Now, Porsche and Audi's battery supplier is putting a bet on another power technology. LG Chem has joined the rank of investors in Enevate, a startup which is developing silicon-dominant Li-ion batteries. Its system is called HD-Energy Technology, and it claims a five minute charge could take a battery to 75-percent of a charge. Give it 15 minutes, and you could be looking at a 90-percent charge.

That's 8x faster than conventional batteries, Enevate says, and more than 5x faster than the current crop of "fast charge" Li-ion packs. Just as important, the company claims four-times the energy density of conventional batteries, too. That could mean more range in a smaller overall package.

Finally, there are improvements in temperature resilience, with Enevate's batteries apparently capable of working in temperatures down to -40 degrees Centigrade. Cold weather conditions are one of the biggest challenges for EVs, with efficiency dropping markedly as the temperature does. Enevate says that its cells also recharge more rapidly under regenerative braking, topping up the power with electricity generated by slowing the car or when going down hills.

It was enough to already gain the attention of several well-known investors, including Samsung Ventures, the electronics behemoth's venture capital arm. Now, high volume battery manufacturer LG Chem is getting in on the action. Enevate isn't saying quite how much it has raised in its most recent funding round, but it's calling out the South Korean firm as a key participant.

For a key battery player like LG Chem, dramatically improving performance across charging times, energy density, and overall flexibility in differing conditions is key to EVs taking off.
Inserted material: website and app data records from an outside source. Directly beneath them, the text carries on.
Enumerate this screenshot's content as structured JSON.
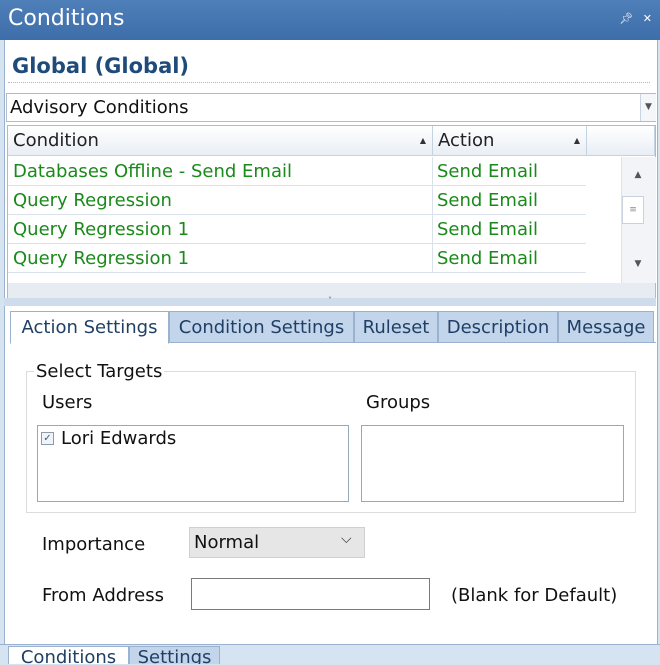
{
  "window": {
    "title": "Conditions",
    "pin_icon": "pin-icon",
    "close_icon": "close-icon"
  },
  "header": {
    "title": "Global (Global)"
  },
  "category_select": {
    "value": "Advisory Conditions"
  },
  "grid": {
    "columns": [
      "Condition",
      "Action"
    ],
    "rows": [
      {
        "condition": "Databases Offline - Send Email",
        "action": "Send Email"
      },
      {
        "condition": "Query Regression",
        "action": "Send Email"
      },
      {
        "condition": "Query Regression 1",
        "action": "Send Email"
      },
      {
        "condition": "Query Regression 1",
        "action": "Send Email"
      }
    ],
    "row_color": "#1a8a1a"
  },
  "tabs": [
    {
      "label": "Action Settings",
      "active": true
    },
    {
      "label": "Condition Settings",
      "active": false
    },
    {
      "label": "Ruleset",
      "active": false
    },
    {
      "label": "Description",
      "active": false
    },
    {
      "label": "Message",
      "active": false
    }
  ],
  "action_settings": {
    "select_targets_label": "Select Targets",
    "users_label": "Users",
    "groups_label": "Groups",
    "users": [
      {
        "name": "Lori Edwards",
        "checked": true
      }
    ],
    "groups": [],
    "importance_label": "Importance",
    "importance_value": "Normal",
    "from_address_label": "From Address",
    "from_address_value": "",
    "from_address_hint": "(Blank for Default)"
  },
  "bottom_tabs": [
    {
      "label": "Conditions",
      "active": true
    },
    {
      "label": "Settings",
      "active": false
    }
  ],
  "colors": {
    "titlebar": "#4575b0",
    "header_text": "#1f4b7a",
    "tab_bg": "#c3d5ea"
  }
}
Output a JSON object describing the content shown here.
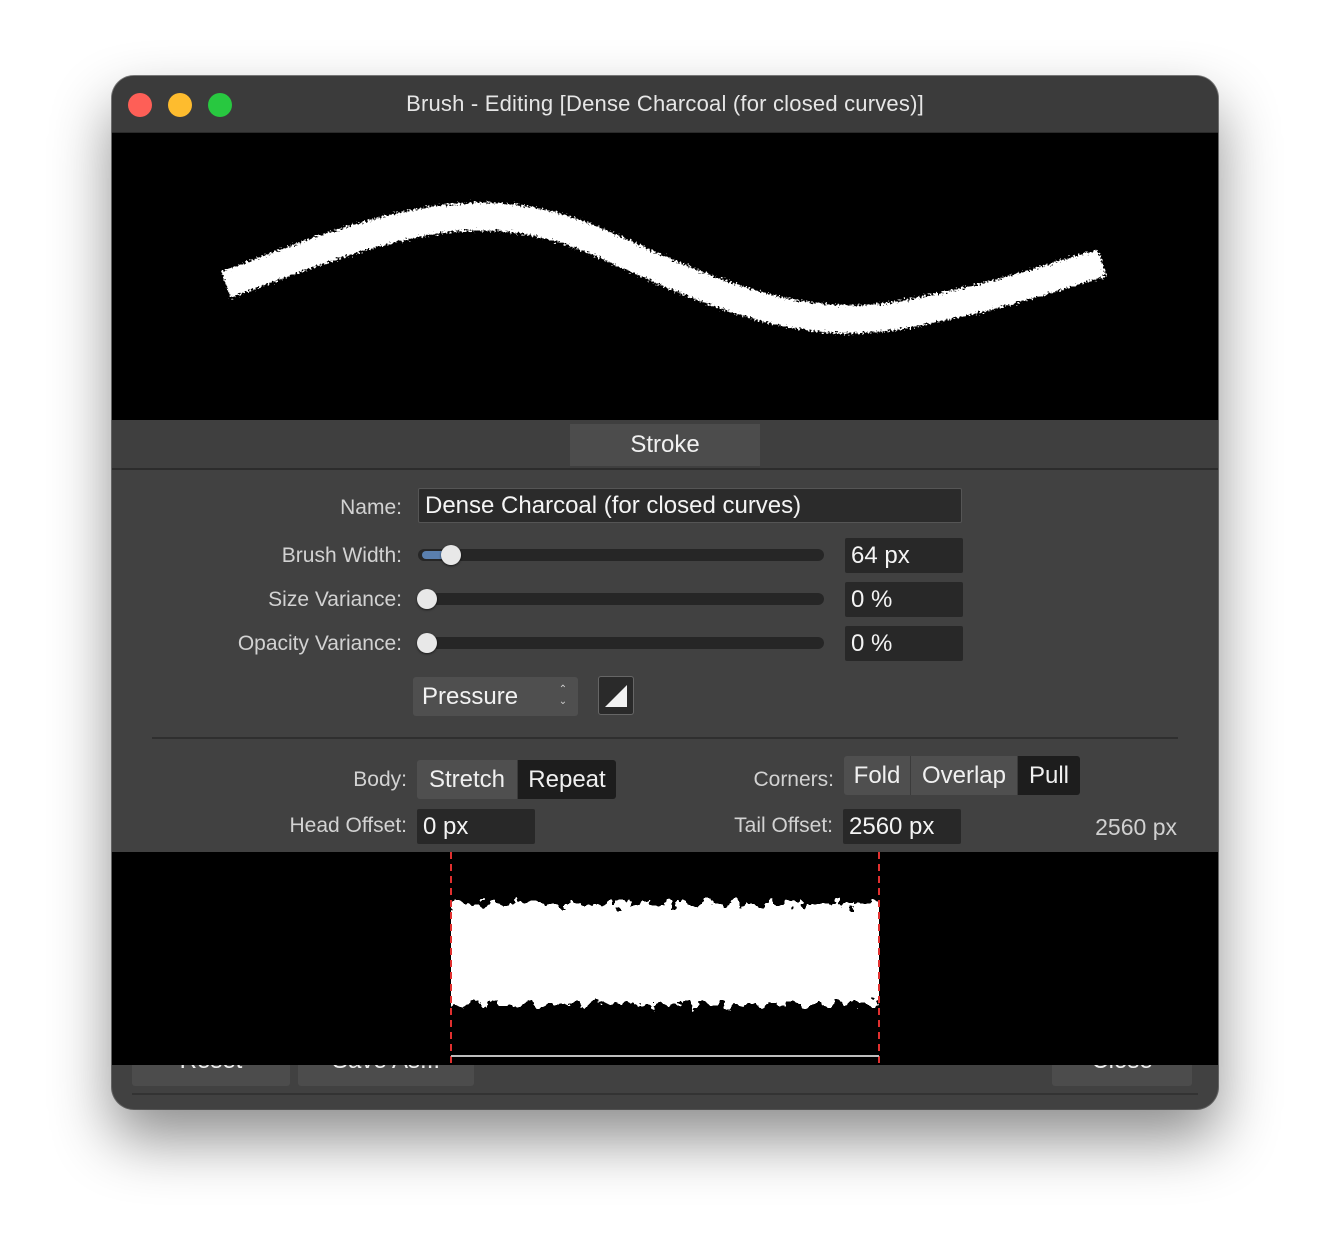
{
  "window": {
    "title": "Brush - Editing [Dense Charcoal (for closed curves)]"
  },
  "tabs": {
    "stroke_label": "Stroke"
  },
  "form": {
    "name_label": "Name:",
    "name_value": "Dense Charcoal (for closed curves)",
    "brush_width_label": "Brush Width:",
    "brush_width_value": "64 px",
    "brush_width_slider_fraction": 0.06,
    "size_variance_label": "Size Variance:",
    "size_variance_value": "0 %",
    "size_variance_slider_fraction": 0.0,
    "opacity_variance_label": "Opacity Variance:",
    "opacity_variance_value": "0 %",
    "opacity_variance_slider_fraction": 0.0,
    "controller_value": "Pressure"
  },
  "nozzle": {
    "body_label": "Body:",
    "body_options": [
      "Stretch",
      "Repeat"
    ],
    "body_selected": "Repeat",
    "corners_label": "Corners:",
    "corners_options": [
      "Fold",
      "Overlap",
      "Pull"
    ],
    "corners_selected": "Pull",
    "head_offset_label": "Head Offset:",
    "head_offset_value": "0 px",
    "tail_offset_label": "Tail Offset:",
    "tail_offset_value": "2560 px",
    "total_length": "2560 px"
  },
  "footer": {
    "reset_label": "Reset",
    "save_as_label": "Save As...",
    "close_label": "Close"
  },
  "colors": {
    "window_bg": "#414141",
    "slider_fill": "#5a7fae",
    "guide_line": "#e0302f"
  },
  "icons": [
    "pressure-curve-icon",
    "select-arrows-icon"
  ]
}
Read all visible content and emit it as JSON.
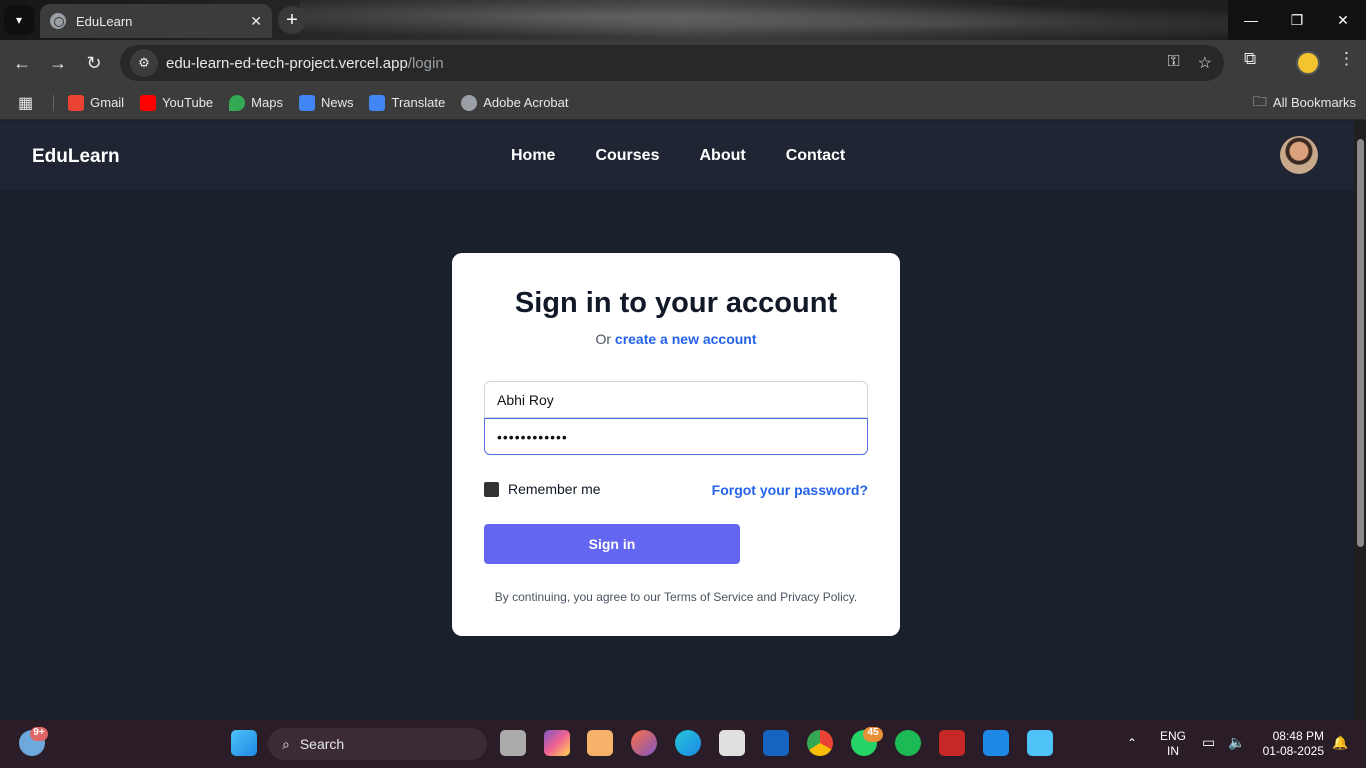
{
  "browser": {
    "tab_title": "EduLearn",
    "tab_close": "✕",
    "new_tab": "+",
    "url_host": "edu-learn-ed-tech-project.vercel.app",
    "url_path": "/login",
    "bookmarks": [
      {
        "label": "Gmail",
        "color": "#ea4335"
      },
      {
        "label": "YouTube",
        "color": "#ff0000"
      },
      {
        "label": "Maps",
        "color": "#34a853"
      },
      {
        "label": "News",
        "color": "#4285f4"
      },
      {
        "label": "Translate",
        "color": "#4285f4"
      },
      {
        "label": "Adobe Acrobat",
        "color": "#9aa0a6"
      }
    ],
    "all_bookmarks": "All Bookmarks"
  },
  "site": {
    "brand": "EduLearn",
    "nav": [
      "Home",
      "Courses",
      "About",
      "Contact"
    ]
  },
  "login": {
    "title": "Sign in to your account",
    "subtitle_prefix": "Or",
    "create_link": "create a new account",
    "username_value": "Abhi Roy",
    "password_value": "••••••••••••",
    "remember_label": "Remember me",
    "forgot_link": "Forgot your password?",
    "signin_button": "Sign in",
    "terms_text": "By continuing, you agree to our Terms of Service and Privacy Policy."
  },
  "taskbar": {
    "search_label": "Search",
    "weather_badge": "9+",
    "whatsapp_badge": "45",
    "lang_line1": "ENG",
    "lang_line2": "IN",
    "time": "08:48 PM",
    "date": "01-08-2025"
  },
  "colors": {
    "accent": "#6366f1",
    "link": "#2563eb",
    "page_bg": "#1a202c"
  }
}
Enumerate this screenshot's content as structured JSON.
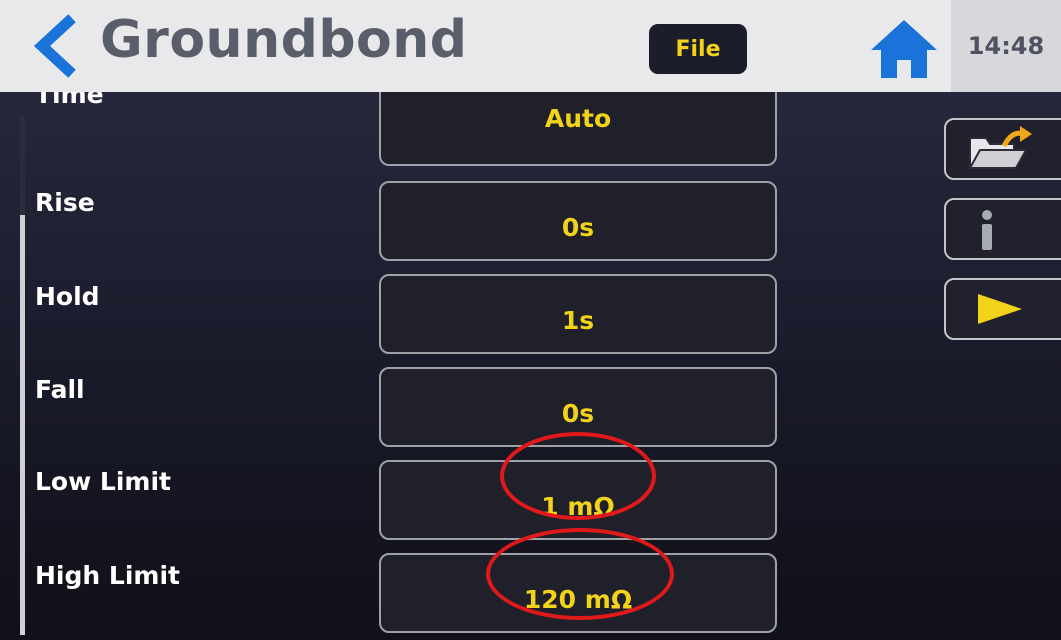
{
  "header": {
    "title": "Groundbond",
    "file_label": "File",
    "time": "14:48"
  },
  "settings": {
    "time_label": "Time",
    "time_value": "Auto",
    "rise_label": "Rise",
    "rise_value": "0s",
    "hold_label": "Hold",
    "hold_value": "1s",
    "fall_label": "Fall",
    "fall_value": "0s",
    "low_limit_label": "Low Limit",
    "low_limit_value": "1 mΩ",
    "high_limit_label": "High Limit",
    "high_limit_value": "120 mΩ"
  },
  "side_buttons": [
    "folder-open-icon",
    "info-icon",
    "play-icon"
  ],
  "colors": {
    "accent_yellow": "#f2d31a",
    "home_blue": "#1a73d9",
    "back_blue": "#1a73d9",
    "annotation_red": "#e01a1a"
  }
}
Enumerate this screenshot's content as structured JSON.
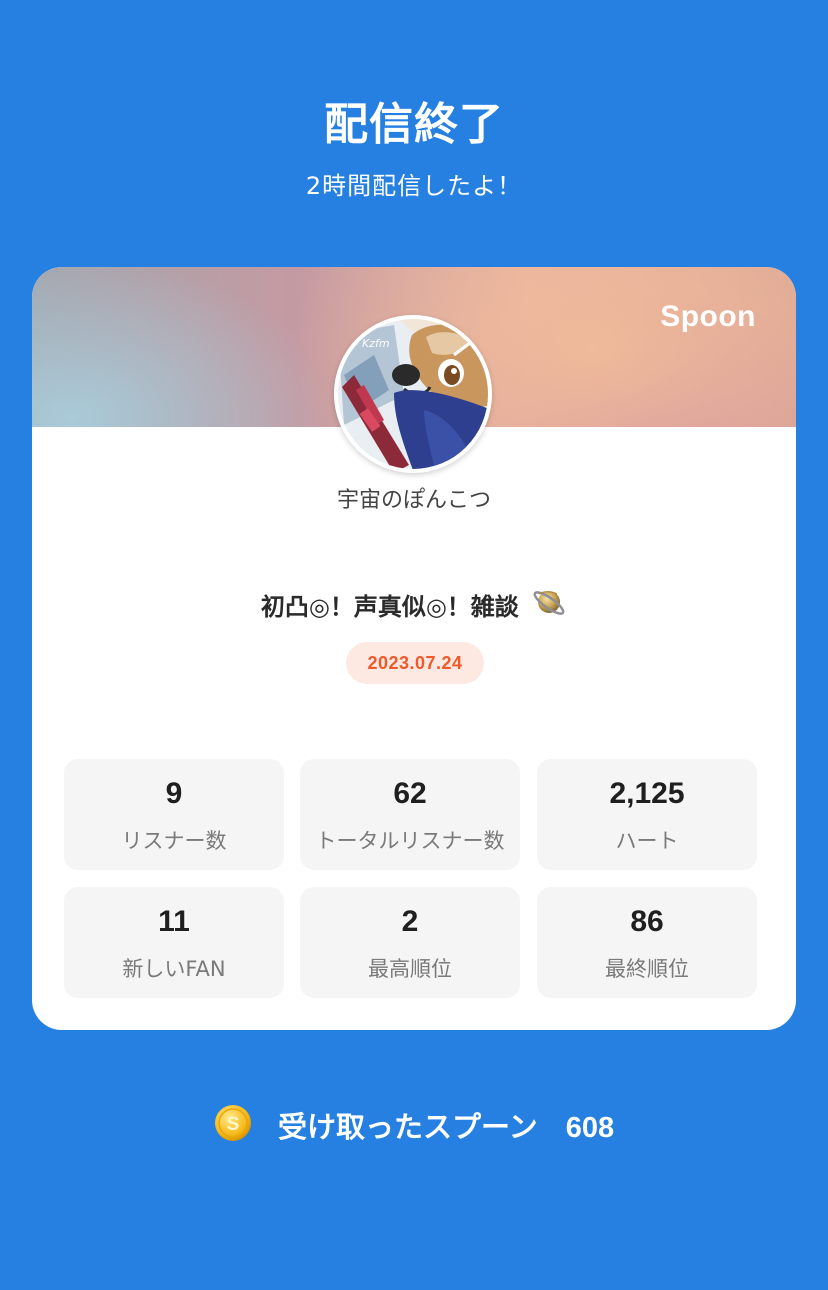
{
  "header": {
    "title": "配信終了",
    "subtitle": "2時間配信したよ！"
  },
  "card": {
    "brand": "Spoon",
    "username": "宇宙のぽんこつ",
    "live_title": "初凸◎！声真似◎！雑談",
    "title_emoji_icon": "ringed-planet-icon",
    "date": "2023.07.24",
    "stats": [
      {
        "value": "9",
        "label": "リスナー数"
      },
      {
        "value": "62",
        "label": "トータルリスナー数"
      },
      {
        "value": "2,125",
        "label": "ハート"
      },
      {
        "value": "11",
        "label": "新しいFAN"
      },
      {
        "value": "2",
        "label": "最高順位"
      },
      {
        "value": "86",
        "label": "最終順位"
      }
    ]
  },
  "footer": {
    "coin_icon": "spoon-coin-icon",
    "received_label": "受け取ったスプーン",
    "received_count": "608"
  },
  "colors": {
    "background": "#2680E2",
    "card": "#FFFFFF",
    "date_badge_bg": "#FDE9E2",
    "date_badge_text": "#F05A2A",
    "stat_bg": "#F5F5F5"
  }
}
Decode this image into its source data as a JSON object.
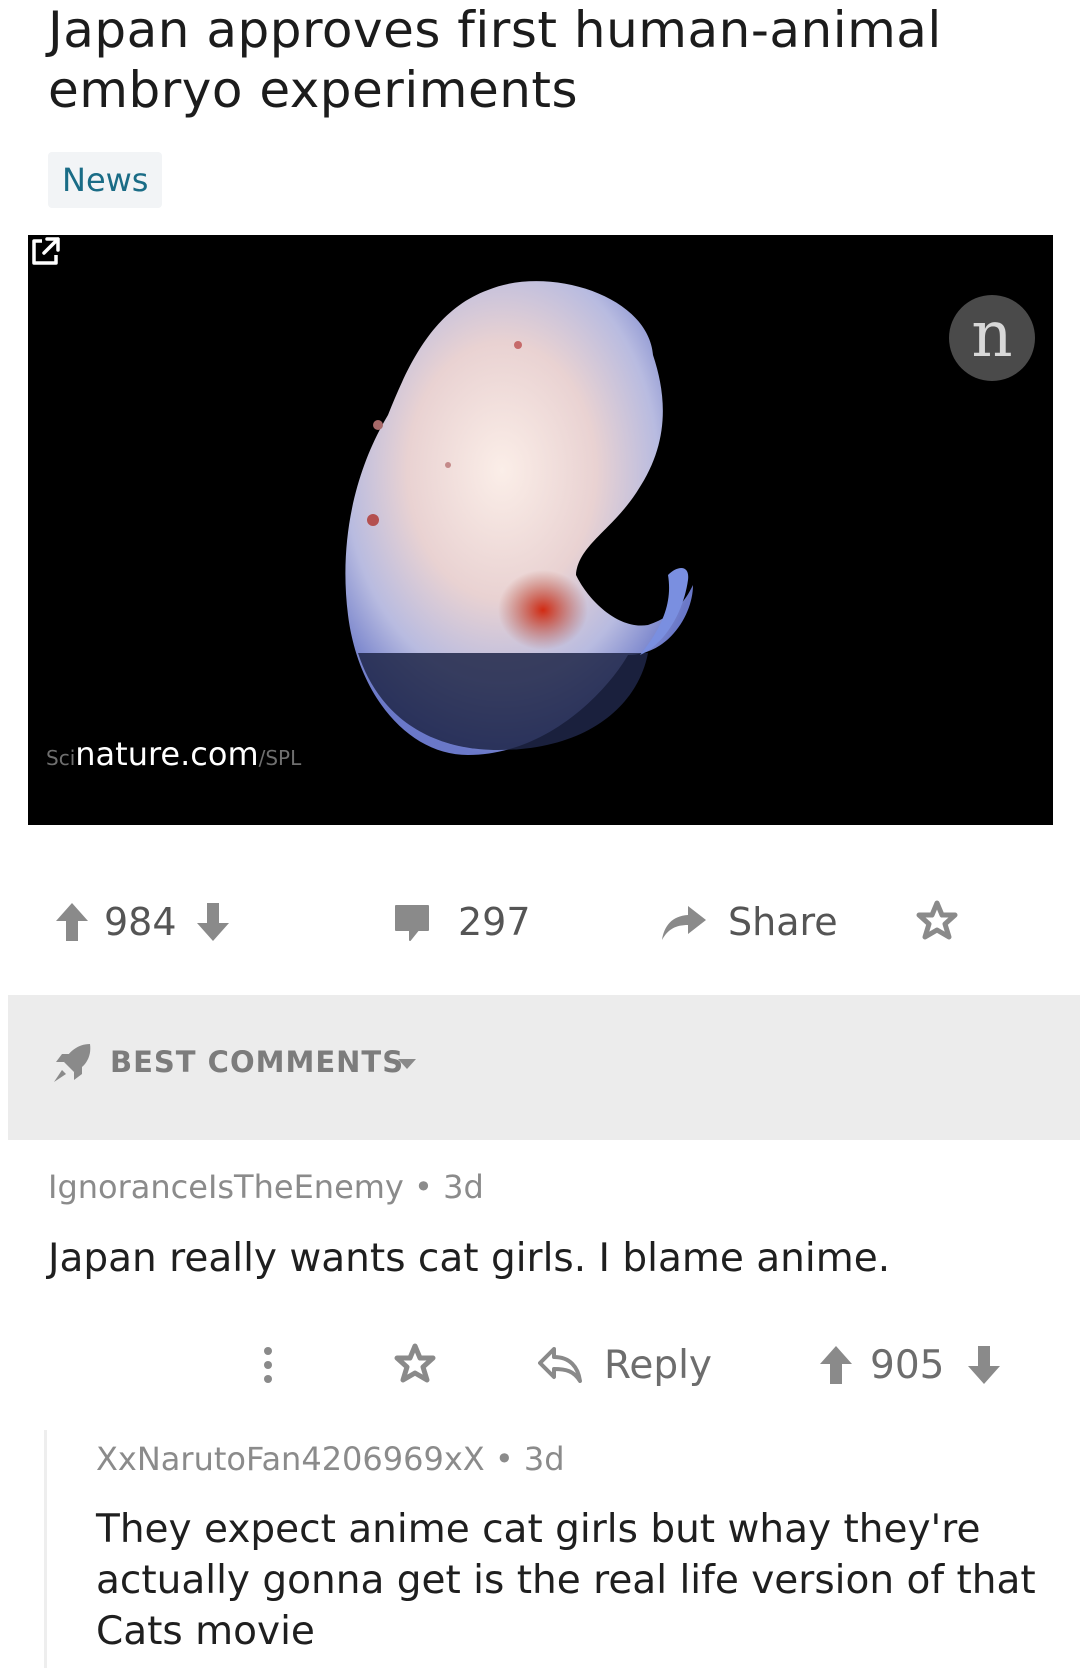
{
  "post": {
    "title": "Japan approves first human-animal embryo experiments",
    "flair": "News",
    "link": {
      "domain": "nature.com",
      "credit_prefix": "Sci",
      "credit_suffix": "/SPL",
      "badge_letter": "n"
    },
    "stats": {
      "score": "984",
      "comments": "297",
      "share_label": "Share"
    }
  },
  "sort": {
    "label": "BEST COMMENTS"
  },
  "comments": [
    {
      "author": "IgnoranceIsTheEnemy",
      "age": "3d",
      "body": "Japan really wants cat girls. I blame anime.",
      "reply_label": "Reply",
      "score": "905"
    },
    {
      "author": "XxNarutoFan4206969xX",
      "age": "3d",
      "body": "They expect anime cat girls but whay they're actually gonna get is the real life version of that Cats movie"
    }
  ],
  "colors": {
    "flair_text": "#1a6c86",
    "sort_bar_bg": "#ececec",
    "icon_gray": "#8a8a8a"
  }
}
Enevate certainly isn't the only company promising big advantages, of course, but if it can deliver – at scale – on its claims then it could be another big step forward for electric vehicles.